Dataset rows for apps and sites:
BEGIN

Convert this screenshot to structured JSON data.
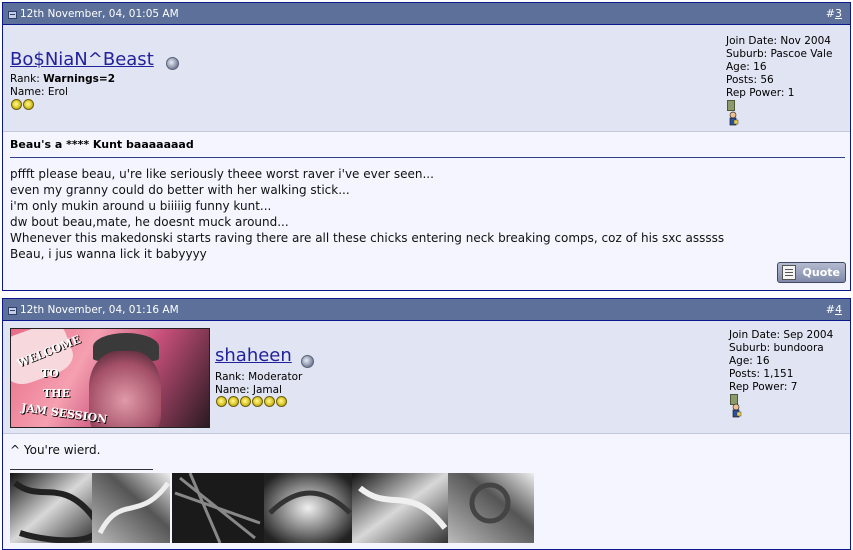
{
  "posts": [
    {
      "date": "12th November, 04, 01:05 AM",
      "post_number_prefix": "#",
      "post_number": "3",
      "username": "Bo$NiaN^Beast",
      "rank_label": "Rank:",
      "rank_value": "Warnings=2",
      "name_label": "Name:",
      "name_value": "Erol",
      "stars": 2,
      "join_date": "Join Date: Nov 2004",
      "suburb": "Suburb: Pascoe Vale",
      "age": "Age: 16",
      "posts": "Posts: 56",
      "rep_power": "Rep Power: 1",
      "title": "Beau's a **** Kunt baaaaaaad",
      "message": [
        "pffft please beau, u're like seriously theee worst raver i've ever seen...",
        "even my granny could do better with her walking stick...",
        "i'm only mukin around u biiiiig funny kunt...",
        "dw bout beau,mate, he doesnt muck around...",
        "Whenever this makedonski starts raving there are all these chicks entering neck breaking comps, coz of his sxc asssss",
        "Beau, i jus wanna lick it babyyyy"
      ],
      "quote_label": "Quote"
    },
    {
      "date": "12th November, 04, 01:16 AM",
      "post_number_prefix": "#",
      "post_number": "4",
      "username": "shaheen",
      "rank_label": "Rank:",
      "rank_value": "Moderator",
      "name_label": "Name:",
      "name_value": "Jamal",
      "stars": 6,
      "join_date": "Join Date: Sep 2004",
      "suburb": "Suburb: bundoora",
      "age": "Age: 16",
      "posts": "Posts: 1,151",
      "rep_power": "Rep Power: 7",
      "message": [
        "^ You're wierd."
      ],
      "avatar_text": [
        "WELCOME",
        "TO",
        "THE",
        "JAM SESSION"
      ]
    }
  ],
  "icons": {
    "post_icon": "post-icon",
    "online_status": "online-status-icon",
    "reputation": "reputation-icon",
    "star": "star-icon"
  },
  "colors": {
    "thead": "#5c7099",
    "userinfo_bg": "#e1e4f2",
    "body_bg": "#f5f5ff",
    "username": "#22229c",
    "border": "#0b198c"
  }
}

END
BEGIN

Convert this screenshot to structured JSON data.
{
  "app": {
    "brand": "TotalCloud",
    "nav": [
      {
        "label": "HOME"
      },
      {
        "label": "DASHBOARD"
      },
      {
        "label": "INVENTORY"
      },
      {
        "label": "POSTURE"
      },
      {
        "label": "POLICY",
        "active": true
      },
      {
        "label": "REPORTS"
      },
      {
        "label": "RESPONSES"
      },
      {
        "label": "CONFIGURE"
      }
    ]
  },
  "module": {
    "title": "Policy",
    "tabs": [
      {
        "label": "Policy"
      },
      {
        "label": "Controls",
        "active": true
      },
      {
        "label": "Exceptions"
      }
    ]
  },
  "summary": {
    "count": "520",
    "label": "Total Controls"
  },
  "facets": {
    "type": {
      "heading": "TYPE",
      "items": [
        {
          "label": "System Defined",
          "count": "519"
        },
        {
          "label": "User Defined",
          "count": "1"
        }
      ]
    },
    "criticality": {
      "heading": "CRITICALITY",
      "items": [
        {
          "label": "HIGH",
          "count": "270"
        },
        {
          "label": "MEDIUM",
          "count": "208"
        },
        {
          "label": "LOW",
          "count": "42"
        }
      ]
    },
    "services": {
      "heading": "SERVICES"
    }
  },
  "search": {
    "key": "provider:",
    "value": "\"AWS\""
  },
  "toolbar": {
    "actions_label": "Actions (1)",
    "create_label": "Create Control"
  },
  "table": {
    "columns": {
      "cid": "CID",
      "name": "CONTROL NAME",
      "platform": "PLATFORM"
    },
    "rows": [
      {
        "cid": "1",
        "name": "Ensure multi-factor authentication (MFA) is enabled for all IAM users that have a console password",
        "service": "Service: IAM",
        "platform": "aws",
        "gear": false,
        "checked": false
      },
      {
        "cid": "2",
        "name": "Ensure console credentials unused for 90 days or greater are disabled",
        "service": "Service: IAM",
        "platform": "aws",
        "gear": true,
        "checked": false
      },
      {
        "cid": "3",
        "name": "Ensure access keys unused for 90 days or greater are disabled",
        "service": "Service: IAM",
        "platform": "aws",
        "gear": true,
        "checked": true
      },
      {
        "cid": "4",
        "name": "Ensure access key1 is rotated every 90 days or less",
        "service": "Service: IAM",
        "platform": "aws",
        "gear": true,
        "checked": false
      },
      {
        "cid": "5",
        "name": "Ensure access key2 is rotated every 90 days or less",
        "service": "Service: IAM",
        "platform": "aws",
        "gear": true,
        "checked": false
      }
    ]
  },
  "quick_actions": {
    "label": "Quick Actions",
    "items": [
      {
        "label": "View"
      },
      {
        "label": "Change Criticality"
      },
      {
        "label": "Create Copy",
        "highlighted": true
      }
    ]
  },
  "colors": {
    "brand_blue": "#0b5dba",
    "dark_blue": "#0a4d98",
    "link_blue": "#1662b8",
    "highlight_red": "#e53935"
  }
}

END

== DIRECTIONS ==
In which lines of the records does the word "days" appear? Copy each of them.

== EXERCISE RESULT ==
        "name": "Ensure console credentials unused for 90 days or greater are disabled",
        "name": "Ensure access keys unused for 90 days or greater are disabled",
        "name": "Ensure access key1 is rotated every 90 days or less",
        "name": "Ensure access key2 is rotated every 90 days or less",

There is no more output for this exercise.